Small loans close big gaps in Zimbabwe

Small loans close big gaps in Zimbabwe

Ethel Mupambwa founded a microfinance institution to fight gender inequality and ventured into providing renewable energy solutions to address financial exclusion.

Ethel Mupambwa, Moneymart
Third prize, Best growth-oriented business

Ethel Mupambwa grew up in rural Zimbabwe, and she always knew.

“Change is going to come through me,” she said. “If not me, then who?”

She teamed up with her business partner, Wallesa Nyawo, to found Moneymart, a young microfinance institution. Their shared belief in the power of sustainable financial solutions to positively transform people’s lives brought their business to fruition.

Moneymart is a private money-lending institution registered by the Reserve Bank of Zimbabwe since 2014.

At first, Moneymart focused on providing small loans—around $50—to female entrepreneurs with little to no credit history.

“As we progressed as an organization, we said: What other exclusion exists out there that we can fight?” Wallesa said. “Yes, we are fighting financial exclusion, we are fighting gender inequality. What else can we do?”

So, they expanded. In 2018, Moneymart started distributing Sustainable, Modern, Affordable, Reliable, and Technologically-driven (SMART) energy solutions to rural areas on credit. Ethel and her team focus on communities experiencing financial exclusion, especially those without any electricity at all.

Moneymart branches opened in rural places, and the institution began providing affordable loans specifically for solar home systems. 

“Over 60% of the Zimbabwean population lives in rural areas, and 80% of those households do not have access to electricity,” Wallesa said. “You’re looking at a market of close to four million households.”
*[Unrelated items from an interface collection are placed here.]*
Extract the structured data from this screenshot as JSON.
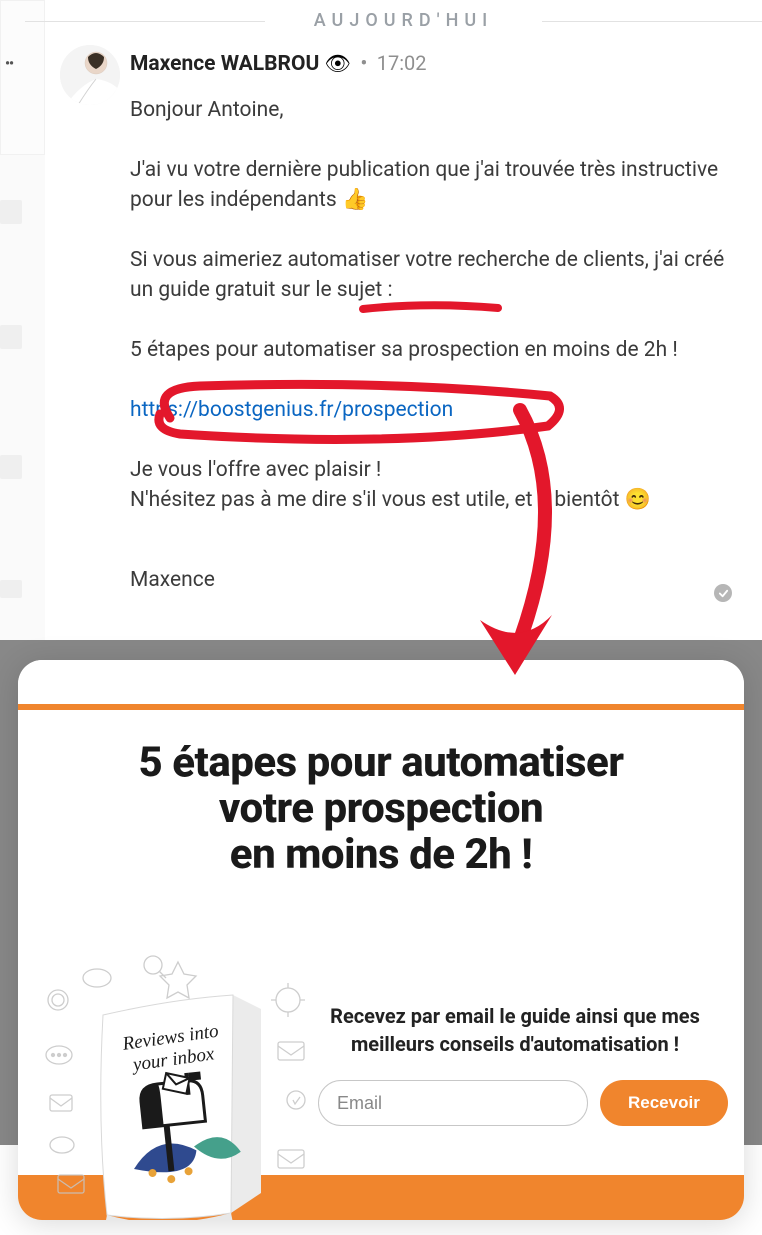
{
  "date_divider": "AUJOURD'HUI",
  "message": {
    "sender_name": "Maxence WALBROU",
    "eye_emoji": "👁",
    "time": "17:02",
    "greeting": "Bonjour Antoine,",
    "para1_text": "J'ai vu votre dernière publication que j'ai trouvée très instructive pour les indépendants ",
    "para1_emoji": "👍",
    "para2": "Si vous aimeriez automatiser votre recherche de clients, j'ai créé un guide gratuit sur le sujet :",
    "para3": "5 étapes pour automatiser sa prospection en moins de 2h !",
    "link": "https://boostgenius.fr/prospection",
    "para4_line1": "Je vous l'offre avec plaisir !",
    "para4_line2a": "N'hésitez pas à me dire s'il vous est utile, et à bientôt ",
    "para4_emoji": "😊",
    "signoff": "Maxence"
  },
  "landing": {
    "title_line1": "5 étapes pour automatiser",
    "title_line2": "votre prospection",
    "title_line3": "en moins de 2h !",
    "book_title_line1": "Reviews into",
    "book_title_line2": "your inbox",
    "subtext_line1": "Recevez par email le guide ainsi que mes",
    "subtext_line2": "meilleurs conseils d'automatisation !",
    "email_placeholder": "Email",
    "submit_label": "Recevoir"
  }
}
As the team faces issues of accessibility due to aging infrastructure, in addition to financial limitations, Wallesa identified the ILO’s Green enterPRIZE Innovation Challenge as a positive source of support. They found out about it on Twitter.

“We thought, we are the right candidates,” Ethel said. “This competition aligns with our vision.”
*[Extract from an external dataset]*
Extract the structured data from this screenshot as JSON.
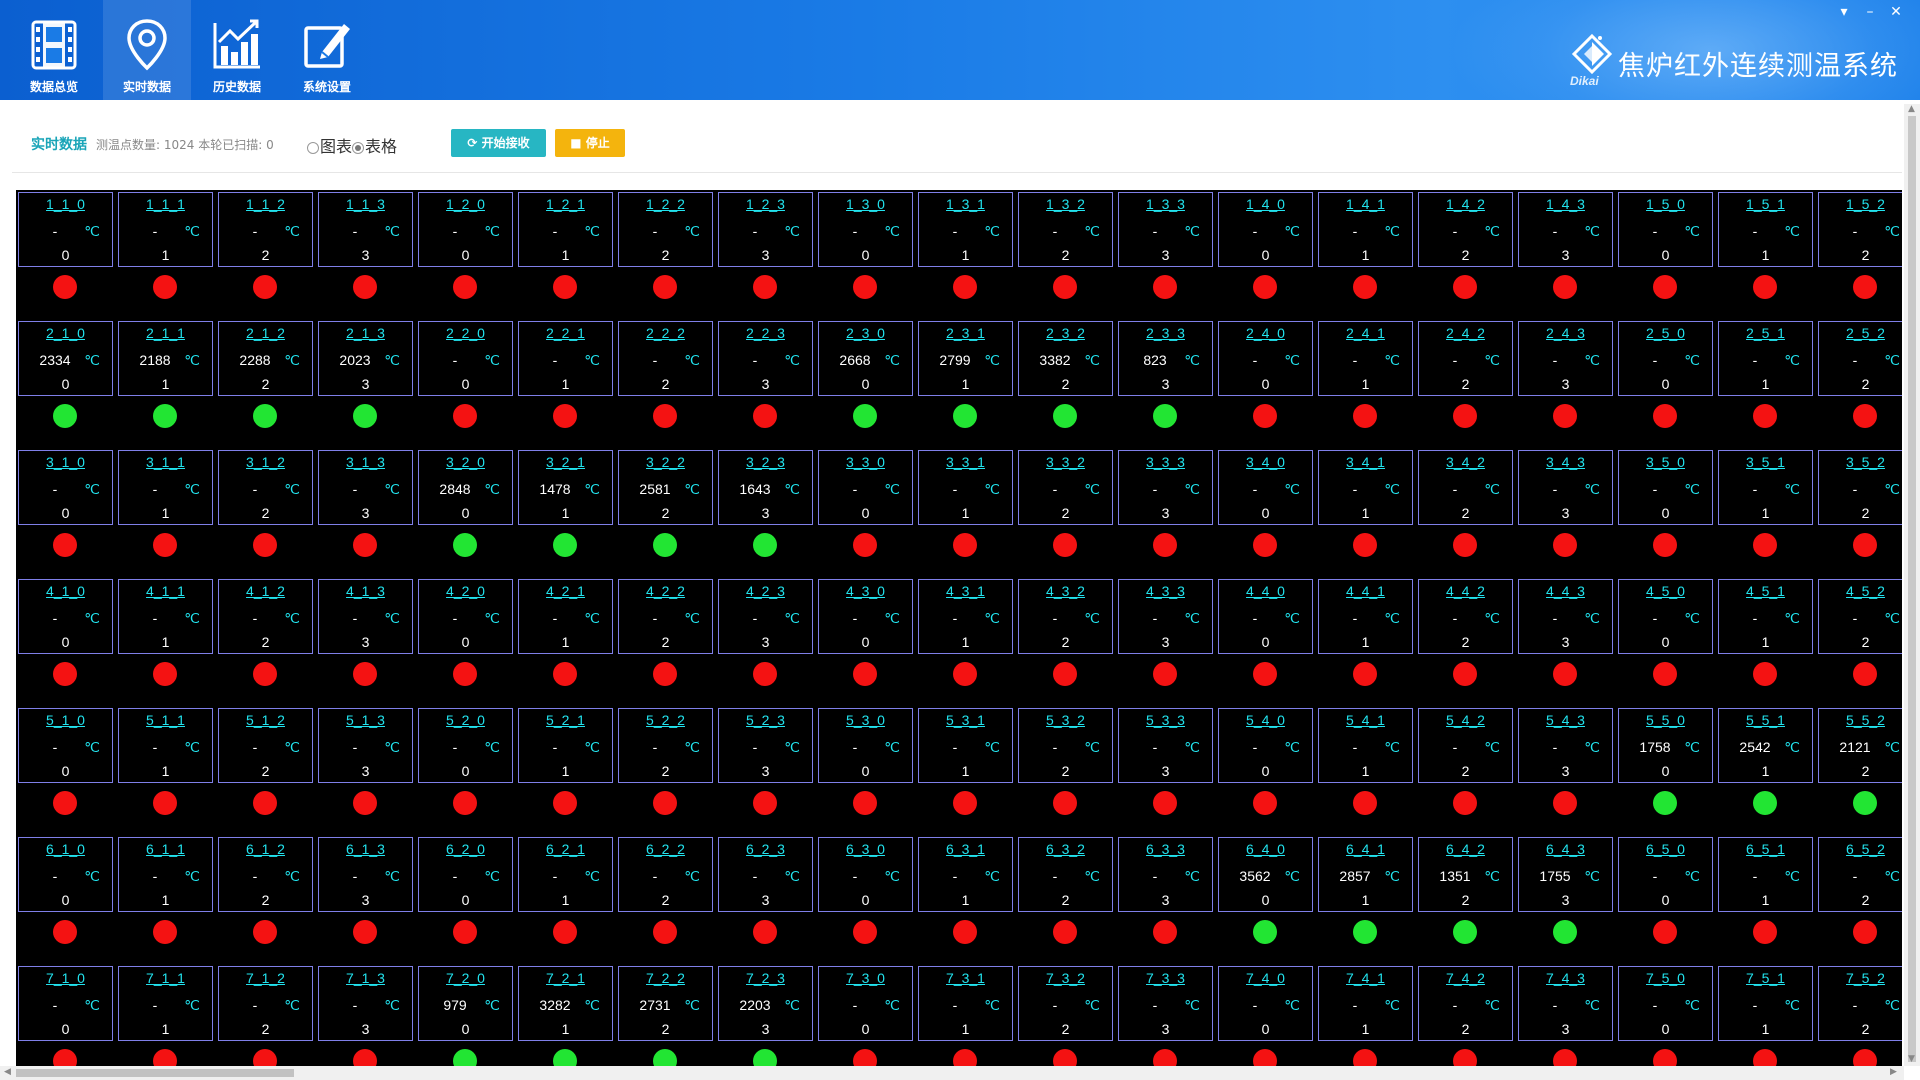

The ILO created this business competition to help entrepreneurs from Zimbabwe develop their green and growth-oriented businesses. Since its first edition, local business development service providers have been assisting in the project implementation.

Winners and runners-up gain either financial or capacity-building services, or both, for their small- and medium-sized businesses.

As the third-prize winners in the “best growth-oriented business” category, Ethel and her team earned 12 months of business development services.

“We were so glad to be listed among the growth-oriented organizations,” Ethel said. “We really are growing, and we want to go fully green.”

Ethel appreciated the ILO’s help with team development. In just four years, her original team of three has expanded to more than 30 employees. Most are young women that start working straight after graduation.

“This was the best prize for us,” she said. “To change the mindset of the team, so they see that there is a bigger picture.”

July 10, 2019